Last Friday, though, with my son, I went to the
theatre to see War Horse, and, for nearly three timeless hours, I forgot who I
was and was grabbed by the experience and dragged through most of the emotions
of which I’m capable. The movie may prove to be brilliant – it’s Spielberg
after all – but the beautiful horses he’ll have gathered for his shots won’t
have anything like the realism and character that the puppeteers managed to
give those on the stage. In every single way, the performances, the effects,
the sounds and music, the wholeness of the thing were astonishing. We watched a
cavalry charge in World War I, horses fighting for supremacy in a paddock, the

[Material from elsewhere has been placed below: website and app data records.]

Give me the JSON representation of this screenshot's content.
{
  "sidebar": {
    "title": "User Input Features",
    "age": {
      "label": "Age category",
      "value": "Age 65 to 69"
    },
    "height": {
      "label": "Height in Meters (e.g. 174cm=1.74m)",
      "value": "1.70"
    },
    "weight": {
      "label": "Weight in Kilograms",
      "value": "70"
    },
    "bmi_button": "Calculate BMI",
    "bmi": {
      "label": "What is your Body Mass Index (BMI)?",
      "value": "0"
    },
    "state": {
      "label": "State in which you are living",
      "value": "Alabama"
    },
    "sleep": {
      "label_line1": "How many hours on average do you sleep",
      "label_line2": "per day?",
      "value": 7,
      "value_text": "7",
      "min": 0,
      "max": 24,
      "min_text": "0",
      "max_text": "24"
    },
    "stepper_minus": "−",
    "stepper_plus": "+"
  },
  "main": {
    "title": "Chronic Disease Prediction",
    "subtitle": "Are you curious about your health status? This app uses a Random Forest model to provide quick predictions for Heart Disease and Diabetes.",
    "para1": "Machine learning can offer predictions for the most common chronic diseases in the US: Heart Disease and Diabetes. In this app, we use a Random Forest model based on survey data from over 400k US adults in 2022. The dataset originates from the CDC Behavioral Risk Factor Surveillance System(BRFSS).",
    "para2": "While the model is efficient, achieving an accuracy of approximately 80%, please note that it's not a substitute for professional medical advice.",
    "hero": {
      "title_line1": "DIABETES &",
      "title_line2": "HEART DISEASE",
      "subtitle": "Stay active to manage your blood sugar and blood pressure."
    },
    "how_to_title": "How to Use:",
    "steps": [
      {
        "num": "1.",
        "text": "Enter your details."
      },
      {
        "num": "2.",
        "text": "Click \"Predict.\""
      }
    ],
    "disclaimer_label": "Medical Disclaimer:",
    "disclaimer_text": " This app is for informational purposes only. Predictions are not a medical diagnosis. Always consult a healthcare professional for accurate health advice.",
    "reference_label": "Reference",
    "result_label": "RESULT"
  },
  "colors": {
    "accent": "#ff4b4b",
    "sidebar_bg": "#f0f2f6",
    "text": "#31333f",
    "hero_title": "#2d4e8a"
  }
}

transformation of an awkward young colt into a big thoroughbred in an instant –
and all of these creatures were being manipulated by people. But, within minutes,
I stopped seeing the people and only saw horses. New London
I always make my blogs too long and, if I tried to convey even a part of the full experience, I’d need this to be even longer, so take a quick look at this trailer for the stage play, not the movie, and you’ll get a tiny fraction of a glimpse of a mind-blowing experience (my words are so inadequate for things such as this). It’s beyond analysis so, if you get the chance to see it on stage, sell everything you have to get a ticket. It's an astonishing, visceral, truly cathartic experience.